Tom provides useful clarifications to the issue of behaviourism. I will not comment on it here because as a whole, behaviourism seems to be a secondary theme with regard to the characterization of information behaviour. Instead of behaviourism, it might be more fruitful to shift attention to behavioural sciences and reflect in greater depth on how to characterize the attribute ”behavioural” related to information. However, thinking Tom´s reply, I found more interesting his critique towards the practice theories. Tom writes: ”The difficulty that practice theorists have is that by deliberately opposing the concept of behaviour, they lose all possibility of developing a distinctive, coherent theory”. Again, we may identify a site of discursive struggle here. However, as to the development of the theory projects of Bourdieu and Giddens, for example, it seems to me that they have not primarily been driven by the motive of ”deliberately opposing the concept of behaviour”. Rather, Bourdieu and Giddens were interested in renewing sociological theory by proposing conceptions such as habitus and structuration.

I agree with Tom´s view that the current practice theories are far from coherent. On the other hand, this criticism may be applicable to the theories of behaviour as well. Which of them would be most relevant for the development of the models of information behaviour? There may be no obvious candidates. Tom asks a similar question: ”if we are to adopt ‘practice’ in place of ‘behaviour’ – which theory of practice will we use, and how will we use it to explore what I call ‘information behaviour?

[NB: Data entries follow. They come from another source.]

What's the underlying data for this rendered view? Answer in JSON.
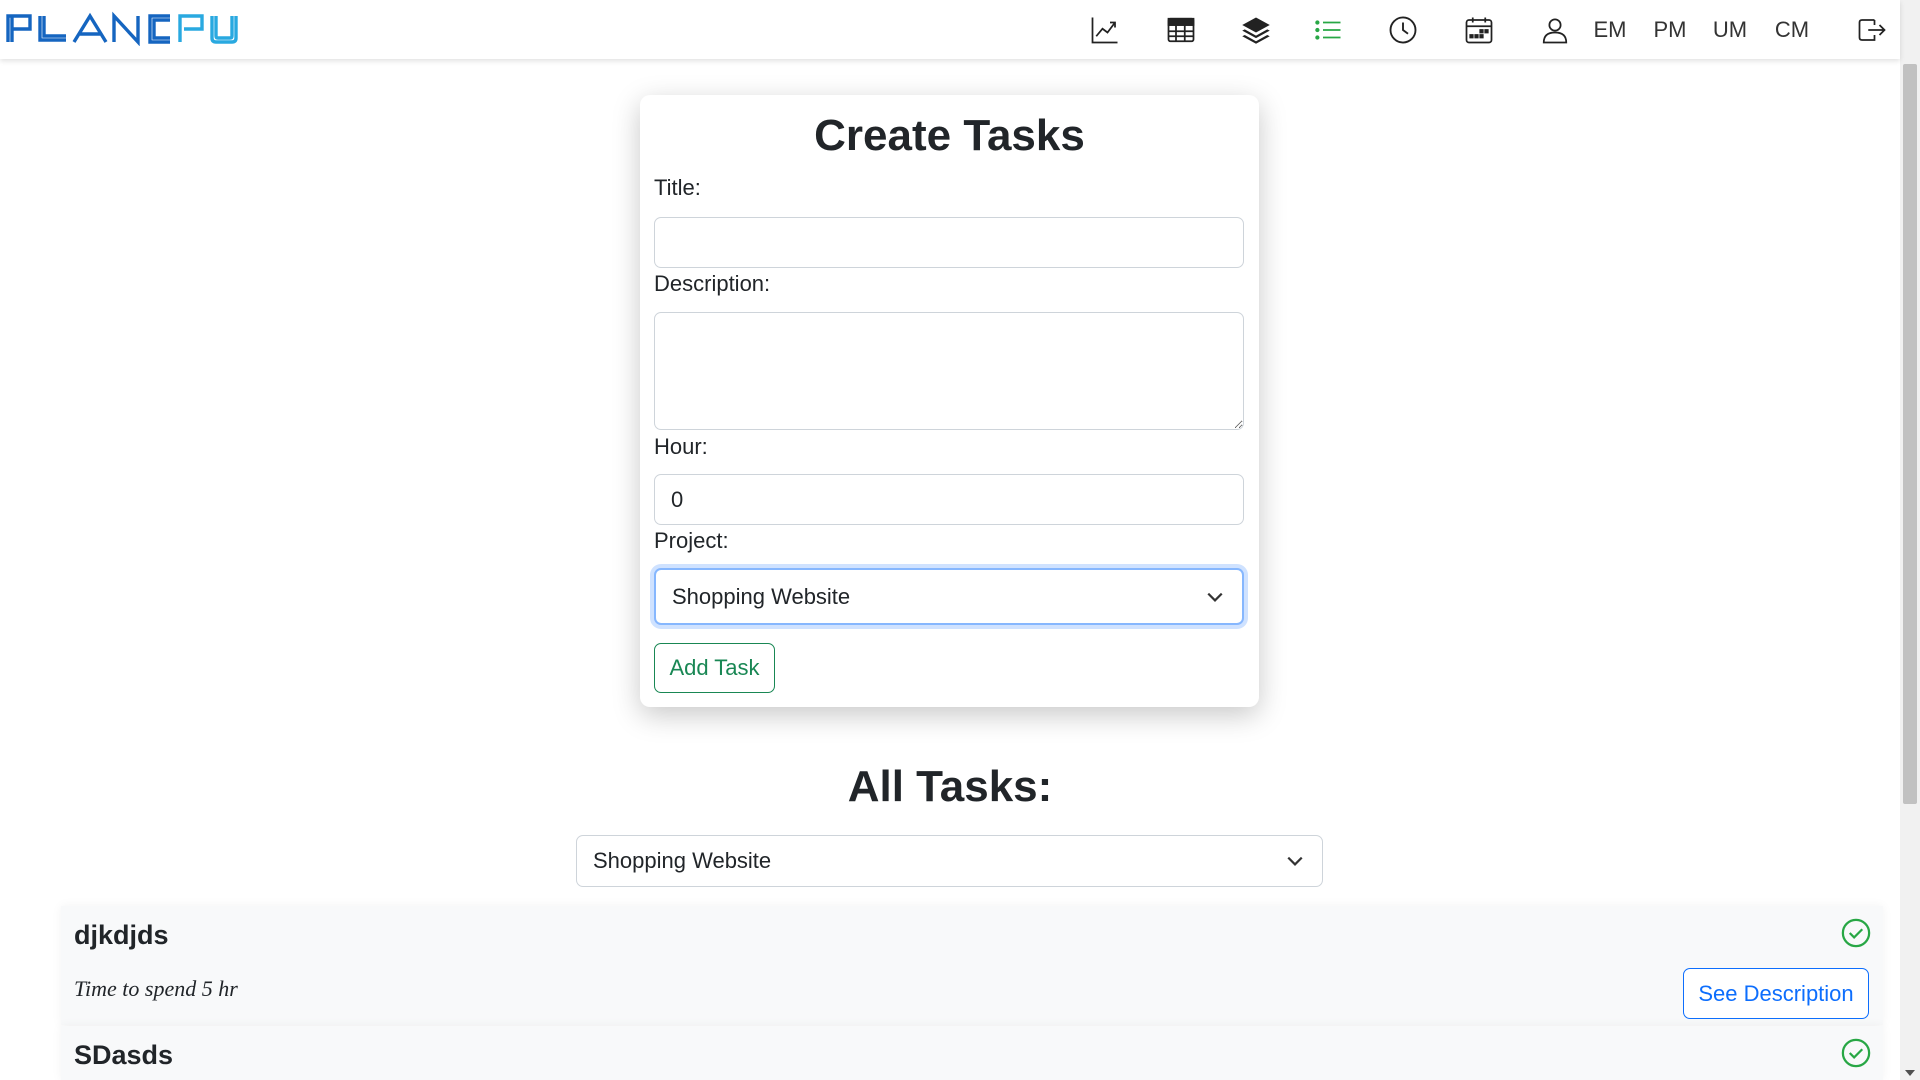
{
  "app": {
    "logo_text": "PLANCPU",
    "brand_color": "#1565c0"
  },
  "nav": {
    "icons": [
      "chart-line-icon",
      "table-icon",
      "layers-icon",
      "list-icon",
      "clock-icon",
      "calendar-icon",
      "user-icon",
      "logout-icon"
    ],
    "active_icon": "list-icon",
    "active_color": "#28a745",
    "text_items": [
      "EM",
      "PM",
      "UM",
      "CM"
    ]
  },
  "create_form": {
    "title": "Create Tasks",
    "title_label": "Title:",
    "title_value": "",
    "description_label": "Description:",
    "description_value": "",
    "hour_label": "Hour:",
    "hour_value": "0",
    "project_label": "Project:",
    "project_selected": "Shopping Website",
    "add_button": "Add Task"
  },
  "all_tasks": {
    "heading": "All Tasks:",
    "filter_selected": "Shopping Website",
    "tasks": [
      {
        "name": "djkdjds",
        "time_text": "Time to spend 5 hr",
        "status": "completed",
        "button": "See Description"
      },
      {
        "name": "SDasds",
        "time_text": "",
        "status": "completed",
        "button": ""
      }
    ]
  },
  "colors": {
    "success": "#198754",
    "primary": "#0d6efd",
    "check": "#28a745"
  }
}
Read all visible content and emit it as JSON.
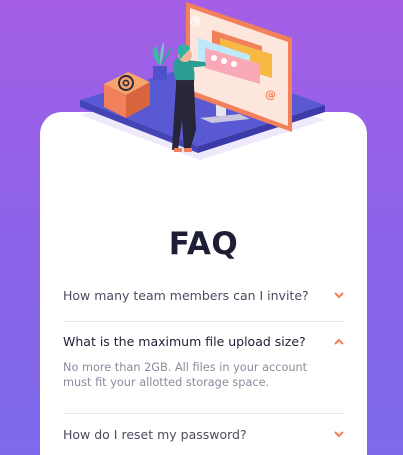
{
  "faq": {
    "title": "FAQ",
    "items": [
      {
        "question": "How many team members can I invite?",
        "expanded": false
      },
      {
        "question": "What is the maximum file upload size?",
        "expanded": true,
        "answer": "No more than 2GB. All files in your account must fit your allotted storage space."
      },
      {
        "question": "How do I reset my password?",
        "expanded": false
      }
    ]
  },
  "colors": {
    "background_top": "#a45fe6",
    "background_bottom": "#7d6aea",
    "title": "#1e1f36",
    "chevron": "#f47b56",
    "answer_text": "#8a8b9b"
  }
}
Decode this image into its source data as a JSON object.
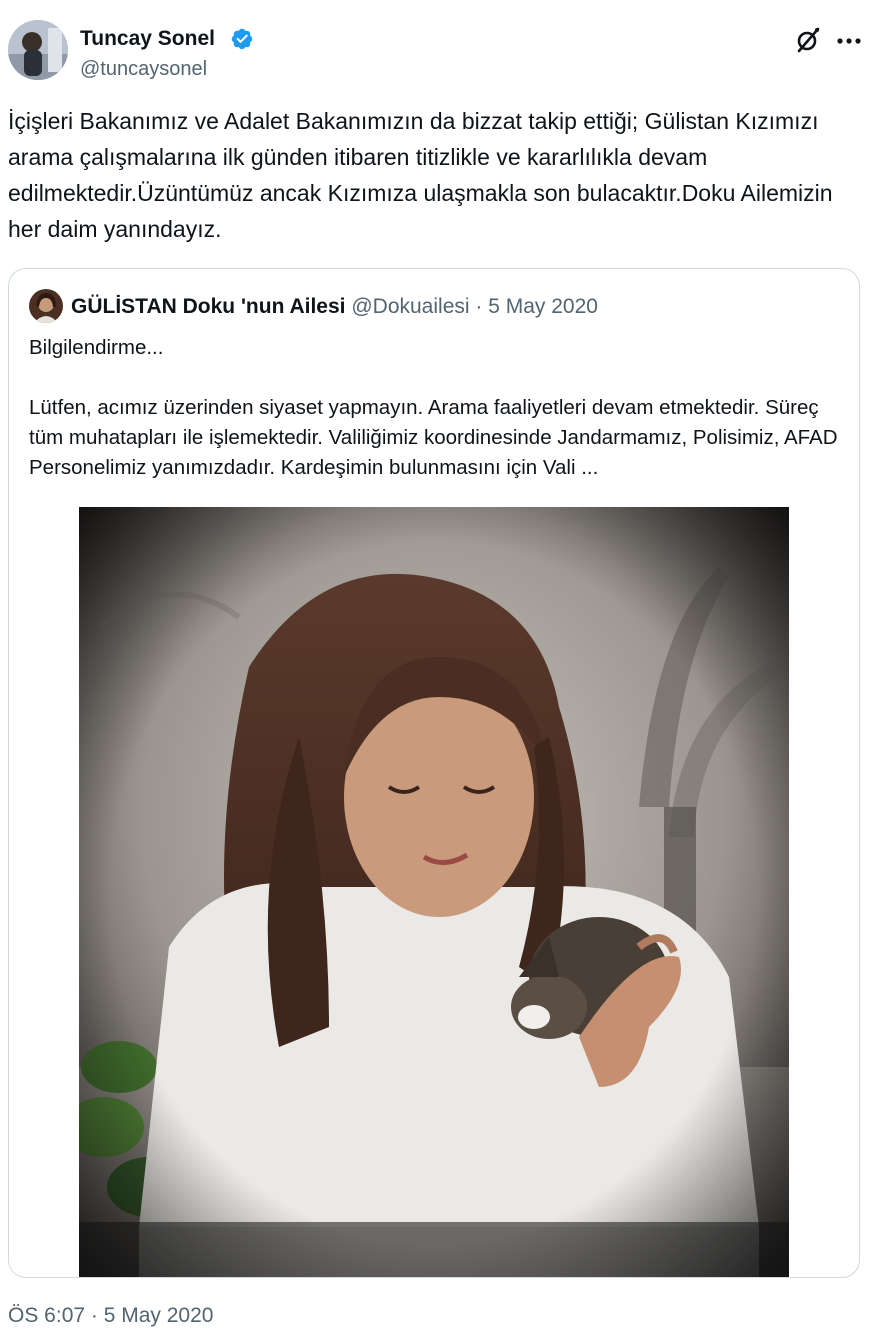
{
  "author": {
    "name": "Tuncay Sonel",
    "handle": "@tuncaysonel",
    "verified": true,
    "verified_color": "#1d9bf0"
  },
  "header_icons": [
    "grok-icon",
    "more-icon"
  ],
  "tweet": {
    "text": "İçişleri Bakanımız ve Adalet Bakanımızın da bizzat takip ettiği; Gülistan Kızımızı arama çalışmalarına ilk günden itibaren titizlikle ve kararlılıkla devam edilmektedir.Üzüntümüz ancak Kızımıza ulaşmakla son bulacaktır.Doku Ailemizin her daim yanındayız.",
    "timestamp": "ÖS 6:07 · 5 May 2020"
  },
  "quote": {
    "author_name": "GÜLİSTAN Doku 'nun Ailesi",
    "handle": "@Dokuailesi",
    "separator": " · ",
    "date": "5 May 2020",
    "text_line1": "Bilgilendirme...",
    "text_line2": "Lütfen, acımız üzerinden siyaset yapmayın. Arama faaliyetleri devam etmektedir. Süreç tüm muhatapları ile işlemektedir. Valiliğimiz koordinesinde Jandarmamız, Polisimiz, AFAD Personelimiz yanımızdadır. Kardeşimin bulunmasını için Vali ..."
  },
  "colors": {
    "text_primary": "#0f1419",
    "text_secondary": "#536471",
    "border": "#cfd9de"
  }
}
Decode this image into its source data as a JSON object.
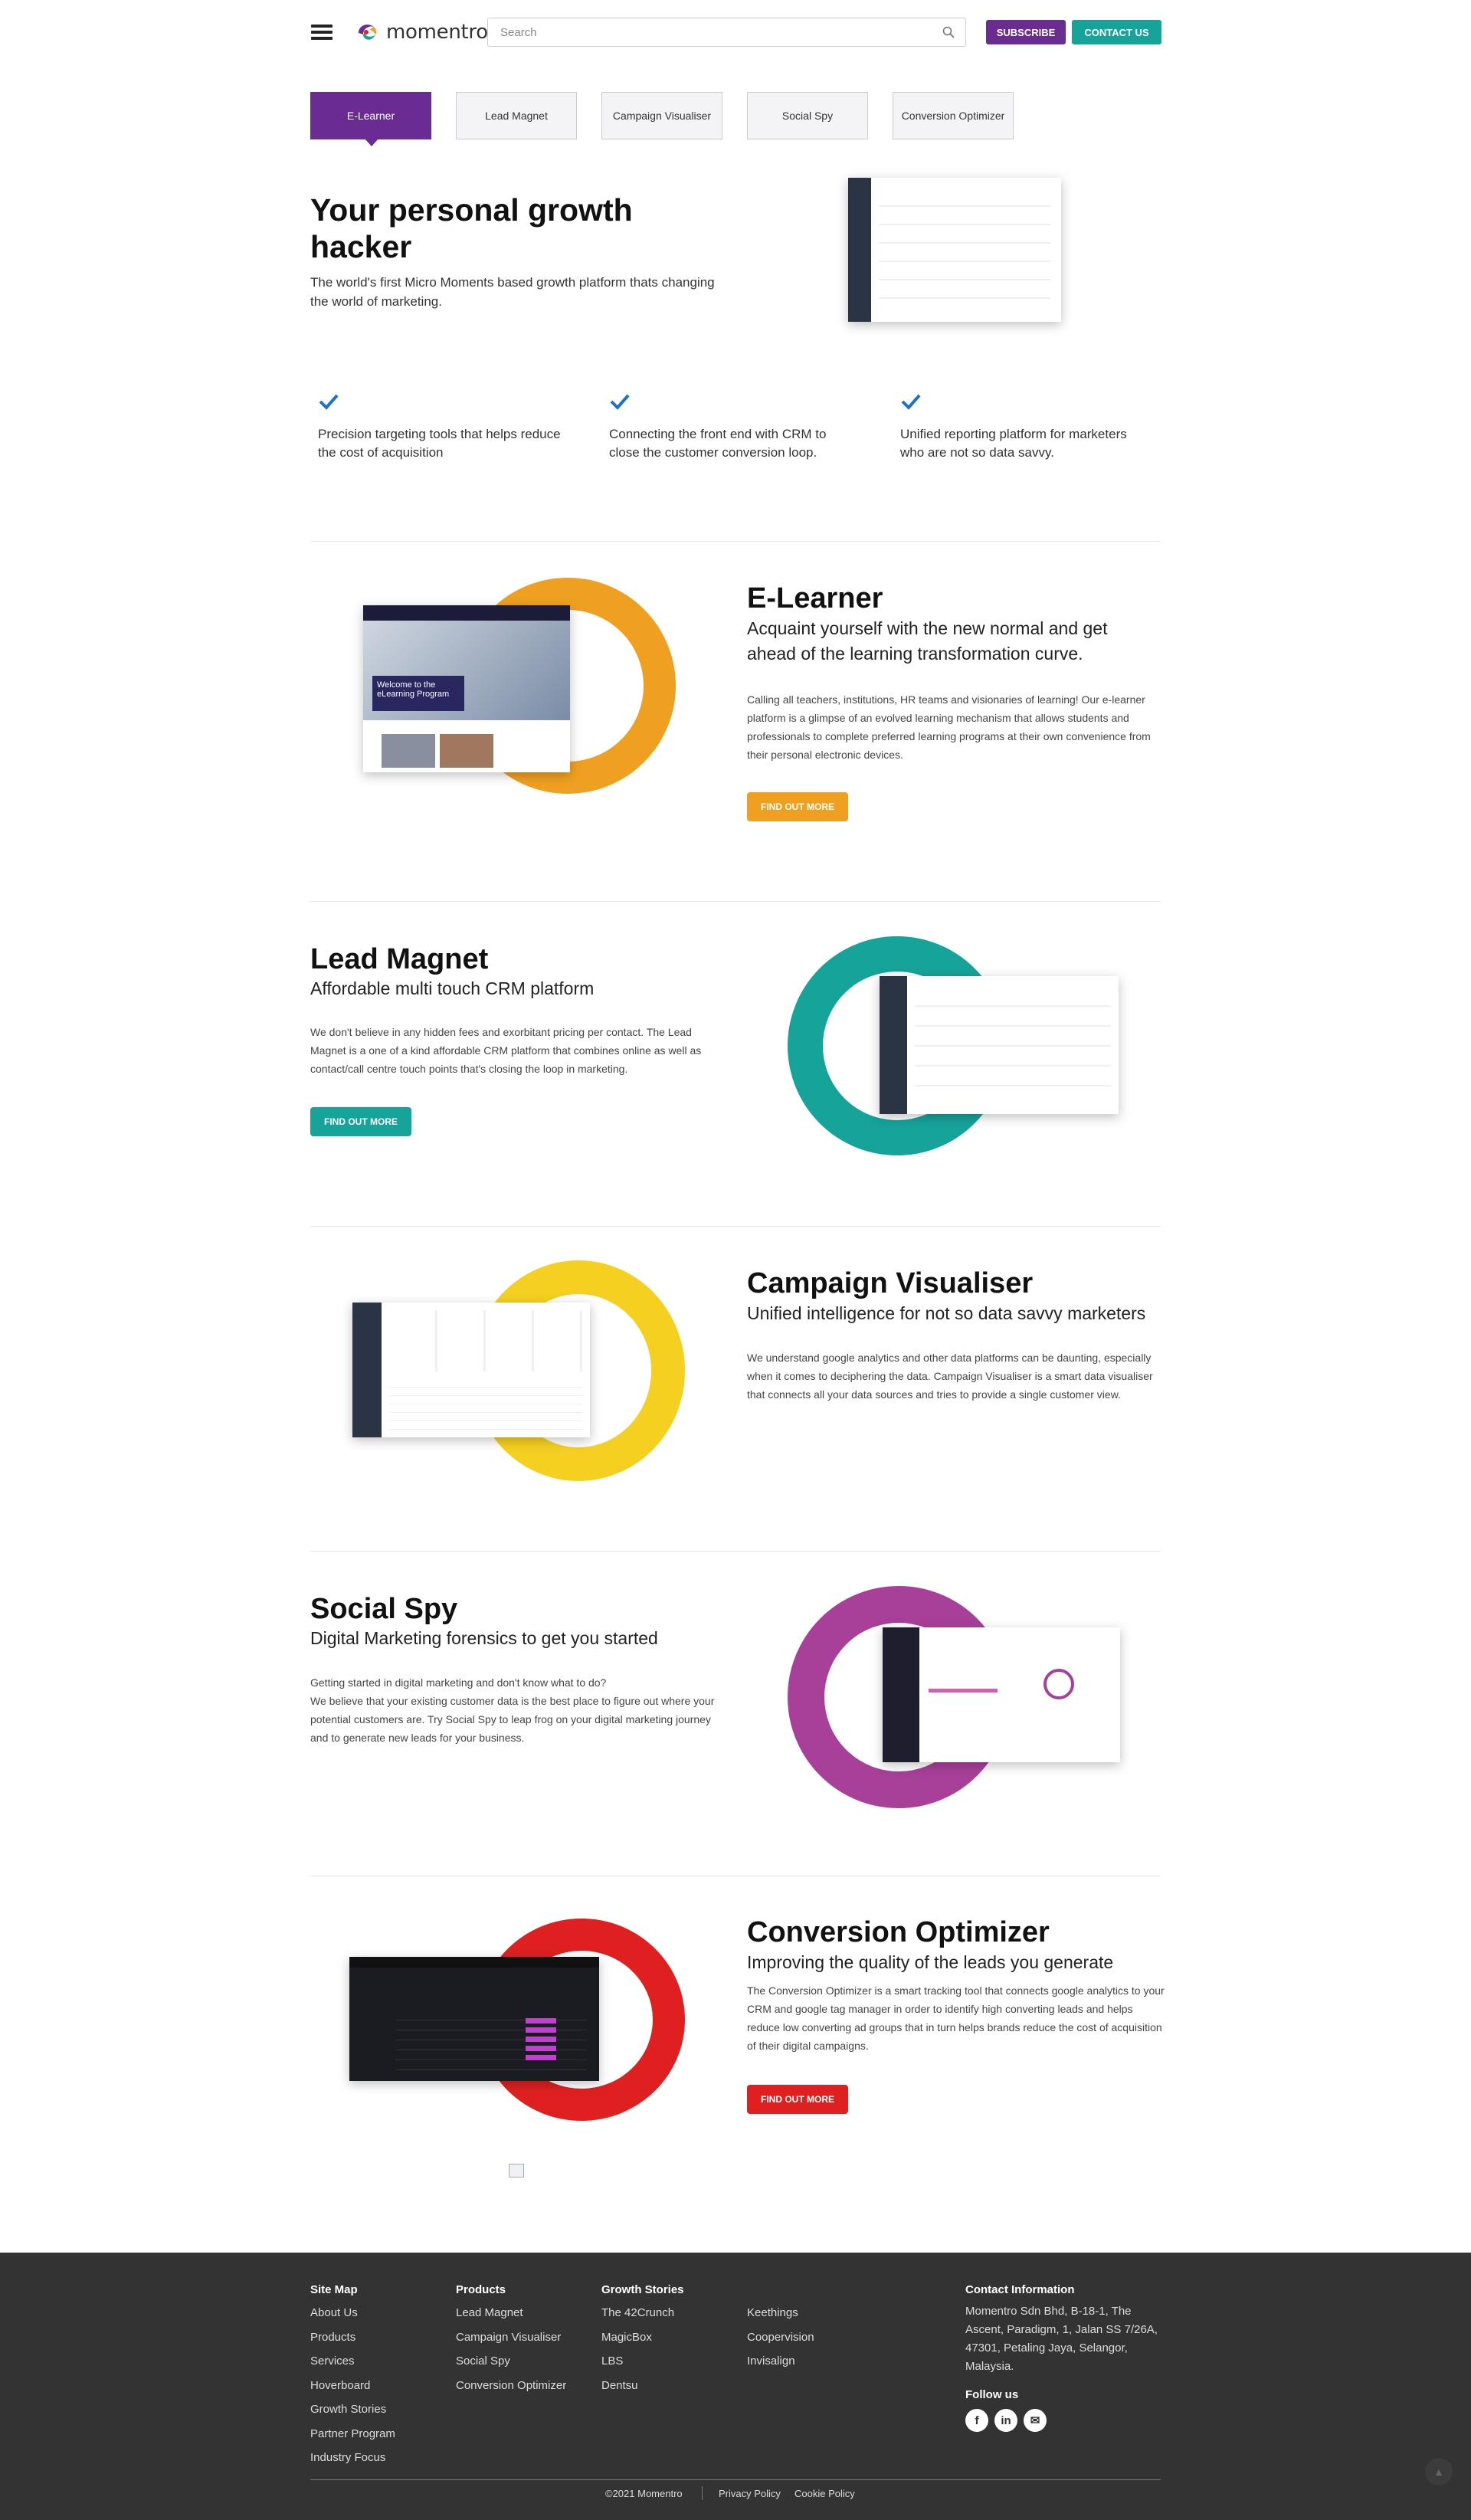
{
  "header": {
    "logo_text": "momentro",
    "search_placeholder": "Search",
    "subscribe_label": "SUBSCRIBE",
    "contact_label": "CONTACT US"
  },
  "tabs": [
    {
      "label": "E-Learner",
      "active": true
    },
    {
      "label": "Lead Magnet",
      "active": false
    },
    {
      "label": "Campaign Visualiser",
      "active": false
    },
    {
      "label": "Social Spy",
      "active": false
    },
    {
      "label": "Conversion Optimizer",
      "active": false
    }
  ],
  "hero": {
    "title": "Your personal growth hacker",
    "subtitle": "The world's first Micro Moments based growth platform thats changing the world of marketing."
  },
  "features": [
    {
      "text": "Precision targeting tools that helps reduce the cost of acquisition"
    },
    {
      "text": "Connecting the front end with CRM to close the customer conversion loop."
    },
    {
      "text": "Unified reporting platform for marketers who are not so data savvy."
    }
  ],
  "products": [
    {
      "title": "E-Learner",
      "subtitle": "Acquaint yourself with the new normal and get ahead of the learning transformation curve.",
      "body": "Calling all teachers, institutions, HR teams and visionaries of learning! Our e-learner platform is a glimpse of an evolved learning mechanism that allows students and professionals to complete preferred learning programs at their own convenience from their personal electronic devices.",
      "cta": "FIND OUT MORE",
      "color": "#f0a020",
      "screen_text": "Welcome to the eLearning Program"
    },
    {
      "title": "Lead Magnet",
      "subtitle": "Affordable multi touch CRM platform",
      "body": "We don't believe in any hidden fees and exorbitant pricing per contact. The Lead Magnet is a one of a kind affordable CRM platform that combines online as well as contact/call centre touch points that's closing the loop in marketing.",
      "cta": "FIND OUT MORE",
      "color": "#16a39a"
    },
    {
      "title": "Campaign Visualiser",
      "subtitle": "Unified intelligence for not so data savvy marketers",
      "body": "We understand google analytics and other data platforms can be daunting, especially when it comes to deciphering the data. Campaign Visualiser is a smart data visualiser that connects all your data sources and tries to provide a single customer view.",
      "color": "#f5d020"
    },
    {
      "title": "Social Spy",
      "subtitle": "Digital Marketing forensics to get you started",
      "body": "Getting started in digital marketing and don't know what to do?\nWe believe that your existing customer data is the best place to figure out where your potential customers are. Try Social Spy to leap frog on your digital marketing journey and to generate new leads for your business.",
      "color": "#a8409a"
    },
    {
      "title": "Conversion Optimizer",
      "subtitle": "Improving the quality of the leads you generate",
      "body": "The Conversion Optimizer is a smart tracking tool that connects google analytics to your CRM and google tag manager in order to identify high converting leads and helps reduce low converting ad groups that in turn helps brands reduce the cost of acquisition of their digital campaigns.",
      "cta": "FIND OUT MORE",
      "color": "#e02020"
    }
  ],
  "footer": {
    "sitemap": {
      "heading": "Site Map",
      "links": [
        "About Us",
        "Products",
        "Services",
        "Hoverboard",
        "Growth Stories",
        "Partner Program",
        "Industry Focus"
      ]
    },
    "products": {
      "heading": "Products",
      "links": [
        "Lead Magnet",
        "Campaign Visualiser",
        "Social Spy",
        "Conversion Optimizer"
      ]
    },
    "growth": {
      "heading": "Growth Stories",
      "links": [
        "The 42Crunch",
        "MagicBox",
        "LBS",
        "Dentsu"
      ]
    },
    "growth2": {
      "links": [
        "Keethings",
        "Coopervision",
        "Invisalign"
      ]
    },
    "contact": {
      "heading": "Contact Information",
      "address": "Momentro Sdn Bhd, B-18-1, The Ascent, Paradigm, 1, Jalan SS 7/26A, 47301, Petaling Jaya, Selangor, Malaysia."
    },
    "follow": {
      "heading": "Follow us",
      "icons": [
        "facebook-icon",
        "linkedin-icon",
        "email-icon"
      ]
    },
    "copyright": "©2021 Momentro",
    "privacy": "Privacy Policy",
    "cookie": "Cookie Policy"
  }
}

I employed Schatzki´s practice theory and in my view it provides a useful framework for the conceptualization of everyday information practices. However, in my view, we should not substitute practice for behaviour in the above context. Both information behaviour and information practice can be constructed as equally legitimate, without attempting to reduce one to another. In fact, Tom provides constructive examples of how to define practice in its own right as customary or habitual activity. On the other hand, he writes: ”I do not view behaviour and practice as being in opposition, but neither do I view them as having equal theoretical status”. This suggests that in the end, behaviour should be given a privileged status over practice because the former is the generic and common phenomenon. Interestingly, in this way we are back with questions of power to name.

Tom concludes his reply with a request: ”if we are to use practice as an analytical concept we need to define it rigorously – not for all time, of course, but at least for the purposes of any given investigation”. This suggestion is highly relevant and it might be broadened to include information behaviour, too. Thus, researchers should not take any umbrella concepts as given. To this end, they should generate a self-reflexive and critical attitude to the definition and justification of concepts. This attitude is highly desirable, independent whether researchers prefer information behaviour or information practice as an umbrella concept that reflects best their meta-theoretical and methodological commitments.

1 comment:

  1. A fascinating debate :)

    I was interested in Reojo's last statement that researchers should:

    "...prefer information behaviour or information practice as an umbrella concept that reflects best their meta-theoretical and methodological commitments."

    My tentative view is that in practice much of the research conducted within the two different concepts doesn't differ in any significant way (ontologically, epistemologically or methodologically). Indeed, I thought that Practice Theory in its home discipline of sociology is in it’s nature a ‘broad church’ encompassing a wide range of meta-theoretical and methodological perspectives?